== Exercise brief ==
Each line of the records containing "JSON" is to be copied out and returned.

== Data shown ==
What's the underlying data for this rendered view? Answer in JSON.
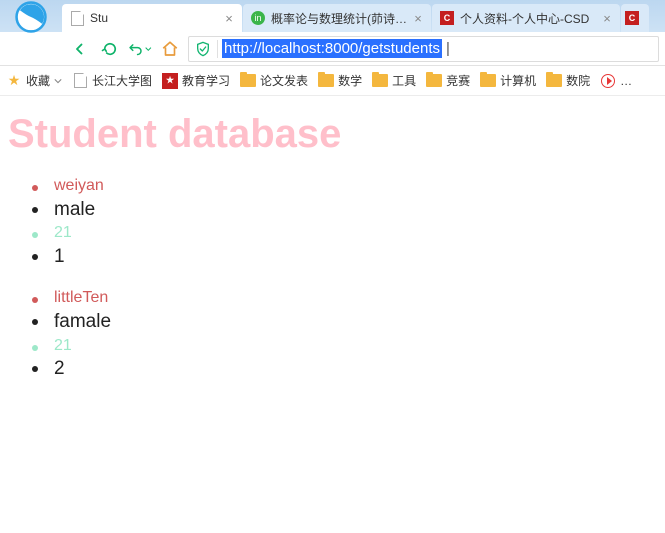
{
  "tabs": [
    {
      "title": "Stu",
      "active": true
    },
    {
      "title": "概率论与数理统计(茆诗…",
      "active": false
    },
    {
      "title": "个人资料-个人中心-CSD",
      "active": false
    }
  ],
  "address": {
    "url": "http://localhost:8000/getstudents"
  },
  "bookmarks": {
    "favorites_label": "收藏",
    "items": [
      {
        "label": "长江大学图",
        "icon": "doc"
      },
      {
        "label": "教育学习",
        "icon": "redflag"
      },
      {
        "label": "论文发表",
        "icon": "folder"
      },
      {
        "label": "数学",
        "icon": "folder"
      },
      {
        "label": "工具",
        "icon": "folder"
      },
      {
        "label": "竞赛",
        "icon": "folder"
      },
      {
        "label": "计算机",
        "icon": "folder"
      },
      {
        "label": "数院",
        "icon": "folder"
      }
    ]
  },
  "page": {
    "heading": "Student database",
    "students": [
      {
        "name": "weiyan",
        "sex": "male",
        "age": "21",
        "index": "1"
      },
      {
        "name": "littleTen",
        "sex": "famale",
        "age": "21",
        "index": "2"
      }
    ]
  }
}
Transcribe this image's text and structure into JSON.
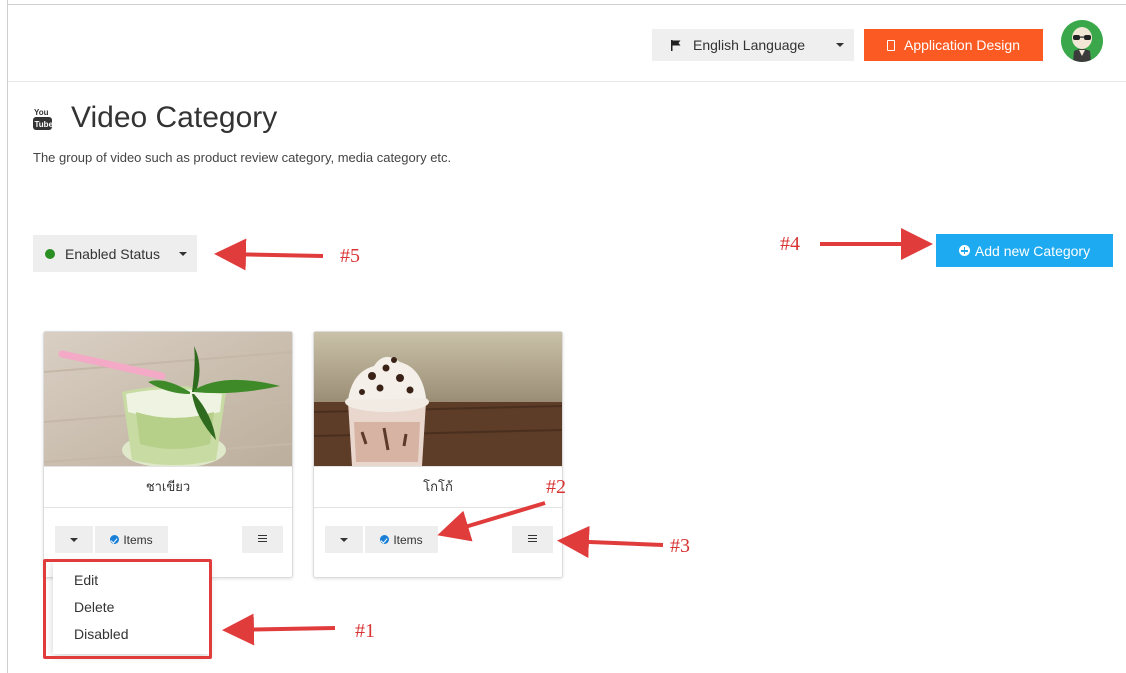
{
  "topbar": {
    "language_label": "English Language",
    "app_design_label": "Application Design"
  },
  "header": {
    "title": "Video Category",
    "subtitle": "The group of video such as product review category, media category etc.",
    "icon": "youtube-icon"
  },
  "filter": {
    "status_label": "Enabled Status",
    "status_color": "#2a8f22"
  },
  "actions": {
    "add_label": "Add new Category",
    "add_color": "#1eaaf1"
  },
  "cards": [
    {
      "name": "ชาเขียว",
      "items_label": "Items"
    },
    {
      "name": "โกโก้",
      "items_label": "Items"
    }
  ],
  "dropdown": {
    "items": [
      "Edit",
      "Delete",
      "Disabled"
    ]
  },
  "annotations": {
    "a1": "#1",
    "a2": "#2",
    "a3": "#3",
    "a4": "#4",
    "a5": "#5"
  },
  "colors": {
    "accent_orange": "#fb5a22",
    "annotation_red": "#d83434"
  }
}
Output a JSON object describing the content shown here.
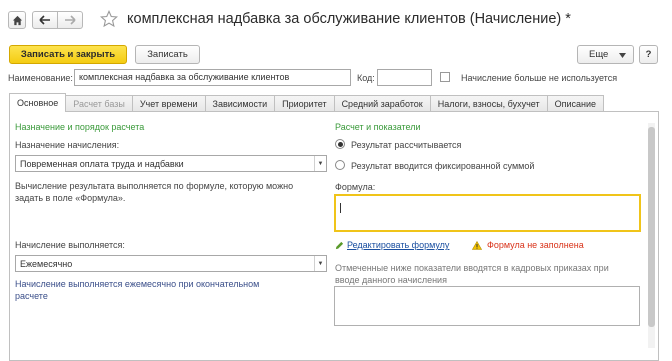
{
  "window": {
    "title": "комплексная надбавка за обслуживание клиентов (Начисление) *"
  },
  "icons": {
    "home": "home-icon",
    "back": "arrow-left-icon",
    "forward": "arrow-right-icon",
    "favorite": "star-icon",
    "pencil": "pencil-icon",
    "warning": "warning-icon"
  },
  "toolbar": {
    "save_close_label": "Записать и закрыть",
    "save_label": "Записать",
    "more_label": "Еще",
    "help_label": "?"
  },
  "fields": {
    "name_label": "Наименование:",
    "name_value": "комплексная надбавка за обслуживание клиентов",
    "code_label": "Код:",
    "code_value": "",
    "unused_label": "Начисление больше не используется",
    "unused_checked": false
  },
  "tabs": [
    {
      "label": "Основное",
      "active": true,
      "disabled": false
    },
    {
      "label": "Расчет базы",
      "active": false,
      "disabled": true
    },
    {
      "label": "Учет времени",
      "active": false,
      "disabled": false
    },
    {
      "label": "Зависимости",
      "active": false,
      "disabled": false
    },
    {
      "label": "Приоритет",
      "active": false,
      "disabled": false
    },
    {
      "label": "Средний заработок",
      "active": false,
      "disabled": false
    },
    {
      "label": "Налоги, взносы, бухучет",
      "active": false,
      "disabled": false
    },
    {
      "label": "Описание",
      "active": false,
      "disabled": false
    }
  ],
  "left": {
    "section_title": "Назначение и порядок расчета",
    "purpose_label": "Назначение начисления:",
    "purpose_value": "Повременная оплата труда и надбавки",
    "formula_hint": "Вычисление результата выполняется по формуле, которую можно задать в поле «Формула».",
    "period_label": "Начисление выполняется:",
    "period_value": "Ежемесячно",
    "period_note": "Начисление выполняется ежемесячно при окончательном расчете"
  },
  "right": {
    "section_title": "Расчет и показатели",
    "radio_calculated": "Результат рассчитывается",
    "radio_fixed": "Результат вводится фиксированной суммой",
    "radio_selected": "calculated",
    "formula_label": "Формула:",
    "formula_value": "",
    "edit_formula_link": "Редактировать формулу",
    "formula_warning": "Формула не заполнена",
    "indicators_note": "Отмеченные ниже показатели вводятся в кадровых приказах при вводе данного начисления"
  },
  "colors": {
    "accent_yellow": "#f4cc12",
    "section_green": "#3a9a3a",
    "link_blue": "#1a4fa0",
    "warning_red": "#d9331a",
    "note_blue": "#3b4f8a",
    "focus_border": "#f0c419"
  }
}
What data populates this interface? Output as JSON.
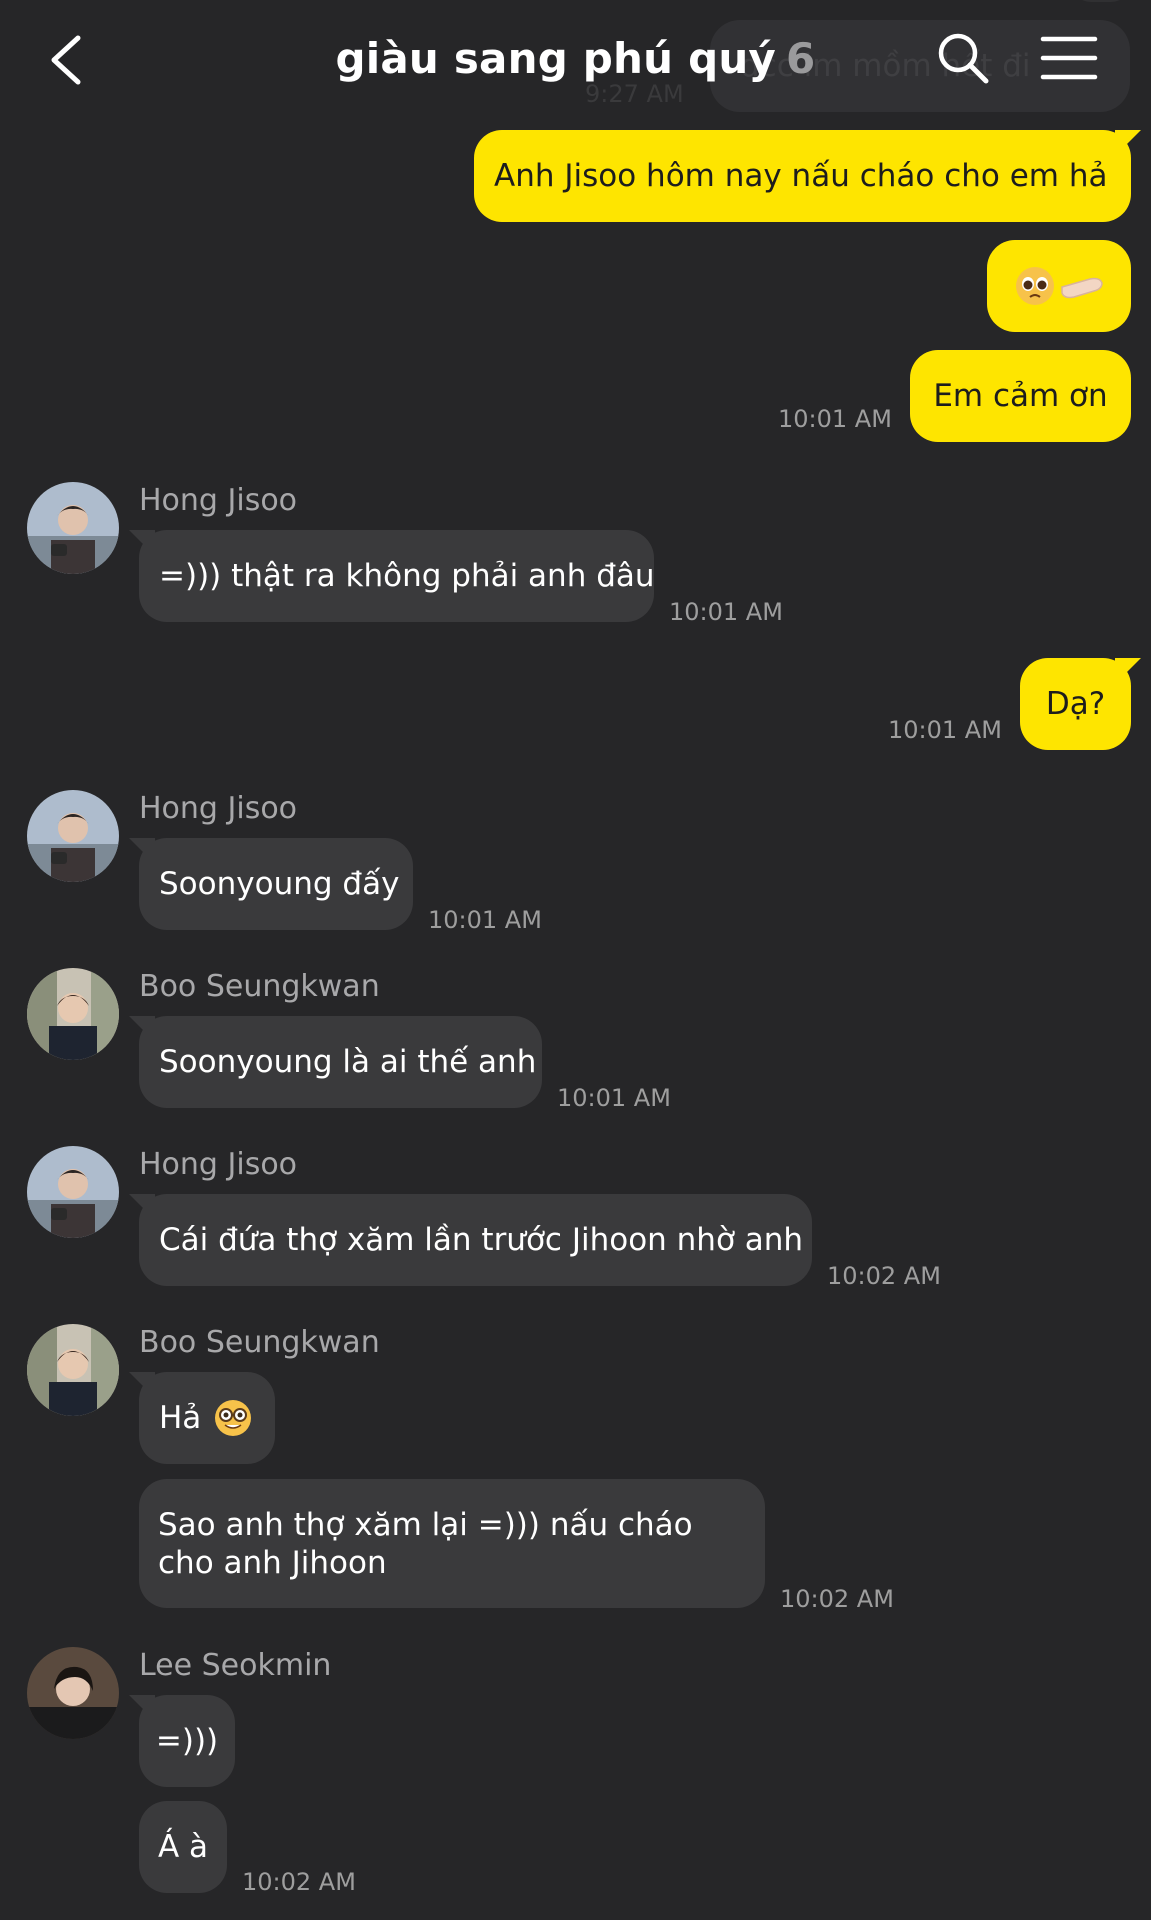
{
  "header": {
    "title": "giàu sang phú quý",
    "member_count": "6"
  },
  "ghost": {
    "text": "dcc im mồm hết đi",
    "time": "9:27 AM"
  },
  "messages": {
    "m1": {
      "text": "Anh Jisoo hôm nay nấu cháo cho em hả"
    },
    "m2": {
      "emoji": "pleading-face-and-hand"
    },
    "m3": {
      "text": "Em cảm ơn",
      "time": "10:01 AM"
    },
    "m4": {
      "sender": "Hong Jisoo",
      "text": "=))) thật ra không phải anh đâu",
      "time": "10:01 AM"
    },
    "m5": {
      "text": "Dạ?",
      "time": "10:01 AM"
    },
    "m6": {
      "sender": "Hong Jisoo",
      "text": "Soonyoung đấy",
      "time": "10:01 AM"
    },
    "m7": {
      "sender": "Boo Seungkwan",
      "text": "Soonyoung là ai thế anh",
      "time": "10:01 AM"
    },
    "m8": {
      "sender": "Hong Jisoo",
      "text": "Cái đứa thợ xăm lần trước Jihoon nhờ anh",
      "time": "10:02 AM"
    },
    "m9": {
      "sender": "Boo Seungkwan",
      "text": "Hả",
      "emoji": "nerd-face"
    },
    "m10": {
      "text": "Sao anh thợ xăm lại =))) nấu cháo cho anh Jihoon",
      "time": "10:02 AM"
    },
    "m11": {
      "sender": "Lee Seokmin",
      "text": "=)))"
    },
    "m12": {
      "text": "Á à",
      "time": "10:02 AM"
    }
  },
  "colors": {
    "background": "#262628",
    "my_bubble": "#fee500",
    "other_bubble": "#3a3a3c"
  }
}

== Response to this exercise ==
What's the underlying data for this rendered view? Answer in JSON.
Transcribe this image's text and structure into JSON.
Output a JSON object describing the content shown here.
What data populates this interface? Output as JSON.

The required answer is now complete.